This original and wide-ranging collection of essays offers, for the first time, a comprehensive examination of the political dimensions of that madcap comic poet Aristophanes. Rejecting the claim that Aristophanes is little more than a mere comedian, the contributors to this fascinating volume demonstrate that Aristophanes deserves to be placed in the ranks of the greatest Greek political thinkers. As these essays reveal, all of Aristophanes’ plays treat issues of fundamental political importance, from war and peace, poverty and wealth, the relation between the sexes, demagoguery and democracy to the role of philosophy and poetry in political society. Accessible to students as well as scholars, The Political Theory of Aristophanes can be utilized easily in the classroom, but at the same time serve as a valuable source for those conducting more advanced research. Whether the field is political philosophy, classical studies, history, or literary criticism, this work will make it necessary to reconceptualize how we understand this great Athenian poet and force us to recognize the political ramifications and underpinnings of his uproarious comedies.
grows bigger each day as time flows (huporreontos). Strepsiades then asks whether the Seeing Democracy in the Clouds 23 sea is bigger now than it had been previously, and the creditor answers that it is equal in size, because it would not be right (dikaion) for it to be larger. Strepsiades concludes that if it is not right for the sea to increase, even though rivers flow into it (epirreontōn), then the creditor has no right to demand that his money so increase. What makes Strepsiades’
Press, 2004), 209–13, 278–83. 15. Stout, Democracy and Tradition, 279, offers the following example: “As in street soccer or sandlot baseball, all of the participants have the authority to ‘keep score,’ and each of them necessarily does so in light of his or her already-adopted commitments. That I have the authority to track commitments and entitlements, and thus to draw the fundamental normative distinction from my own point of view, does not make my commitments correct; nor does it make me
second passage comes from Aristophanes’ latest surviving play, Wealth. Produced in 388 BCE, Wealth’s plot imagines the success of its hero, Chremylus, in bringing economic justice to the world. He does so by restoring the sight of the heretofore blind god Wealth. He must first, though, defeat the goddess Poverty in a rhetorical agon. As Poverty makes powerful arguments about how she spurs humans to hard work while Wealth makes them lazy, Chremylus defiantly declares: “Now get lost and stop your
is clear. In the world of comedy, however, this is perfectly compatible with a claim that the city itself is irrational, which is the claim that has been built up over the course of the play. Unlike the idea of a private peace or a city in the clouds, the basic law that governs the Knights—that in Athens the viler you are, the more certain you are to succeed—is not on its surface absurd. The absurdity lies not in the idea itself, but rather in its acceptance by Athenians. Just as there is nothing
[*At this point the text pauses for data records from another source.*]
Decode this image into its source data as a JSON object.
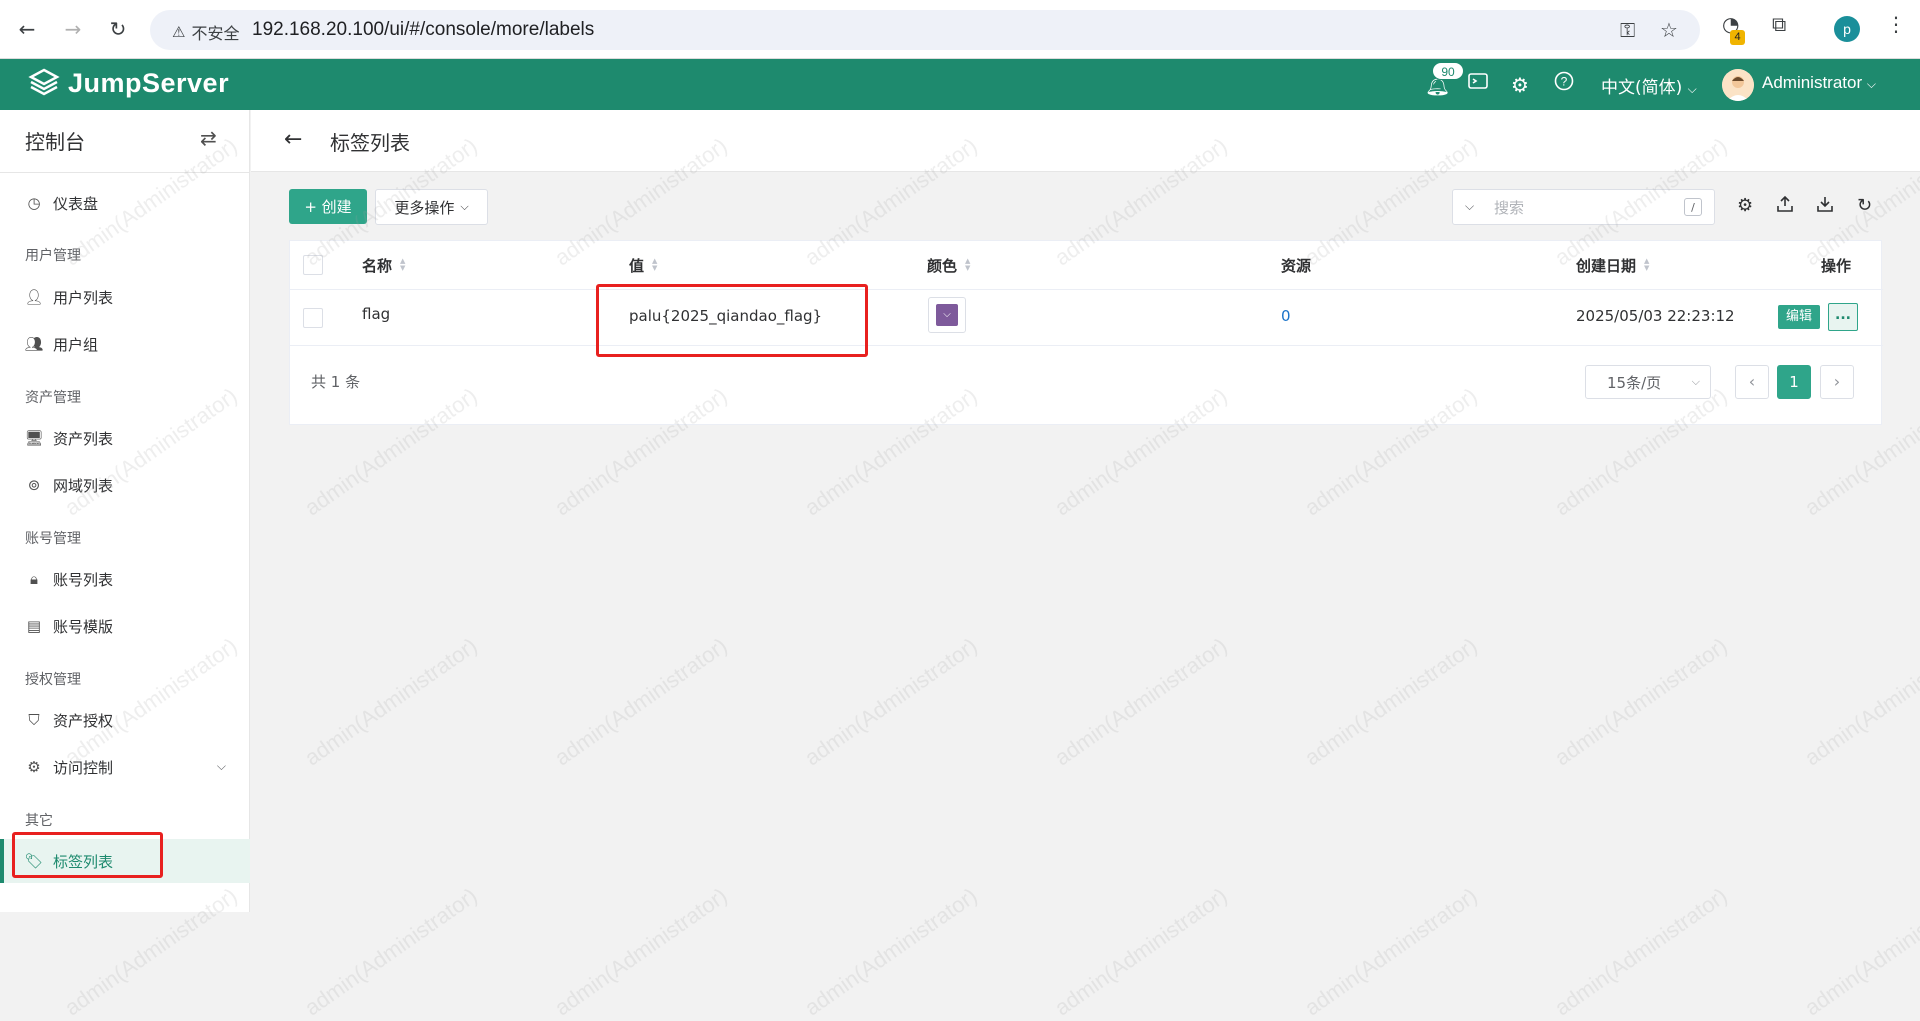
{
  "browser": {
    "security_label": "不安全",
    "url": "192.168.20.100/ui/#/console/more/labels",
    "extension_badge": "4",
    "profile_initial": "p"
  },
  "header": {
    "logo_text": "JumpServer",
    "notification_count": "90",
    "language": "中文(简体)",
    "user": "Administrator"
  },
  "sidebar": {
    "title": "控制台",
    "dashboard": "仪表盘",
    "groups": {
      "user_mgmt": "用户管理",
      "asset_mgmt": "资产管理",
      "account_mgmt": "账号管理",
      "perm_mgmt": "授权管理",
      "other": "其它"
    },
    "items": {
      "user_list": "用户列表",
      "user_group": "用户组",
      "asset_list": "资产列表",
      "zone_list": "网域列表",
      "account_list": "账号列表",
      "account_template": "账号模版",
      "asset_perm": "资产授权",
      "access_control": "访问控制",
      "label_list": "标签列表"
    }
  },
  "page": {
    "title": "标签列表"
  },
  "toolbar": {
    "create": "+ 创建",
    "more_actions": "更多操作",
    "search_placeholder": "搜索",
    "search_shortcut": "/"
  },
  "table": {
    "headers": {
      "name": "名称",
      "value": "值",
      "color": "颜色",
      "resources": "资源",
      "created": "创建日期",
      "actions": "操作"
    },
    "rows": [
      {
        "name": "flag",
        "value": "palu{2025_qiandao_flag}",
        "color": "#7e5a9b",
        "resources": "0",
        "created": "2025/05/03 22:23:12",
        "edit": "编辑",
        "more": "..."
      }
    ]
  },
  "pagination": {
    "total": "共 1 条",
    "page_size": "15条/页",
    "current_page": "1"
  },
  "watermark": "admin(Administrator)",
  "colors": {
    "brand": "#1e8a6e",
    "button": "#2fa58a",
    "highlight": "#e8201f"
  }
}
where the name points, and to how its various meanings fit together. Like Philomela, the ingenuity of the gods is transcendent. Unlike the bird-gods fostered by Pisthetairos, the hoopoe into which the gods transform Tereus points beyond him. And in having Tereus passively announce the last eighteen birds as they enter during the parodos, providing a last word of sorts, it seems Aristophanes does, too. Aristophanes’ punishment rivals that of the gods. Tereus took Philomela’s tongue but could not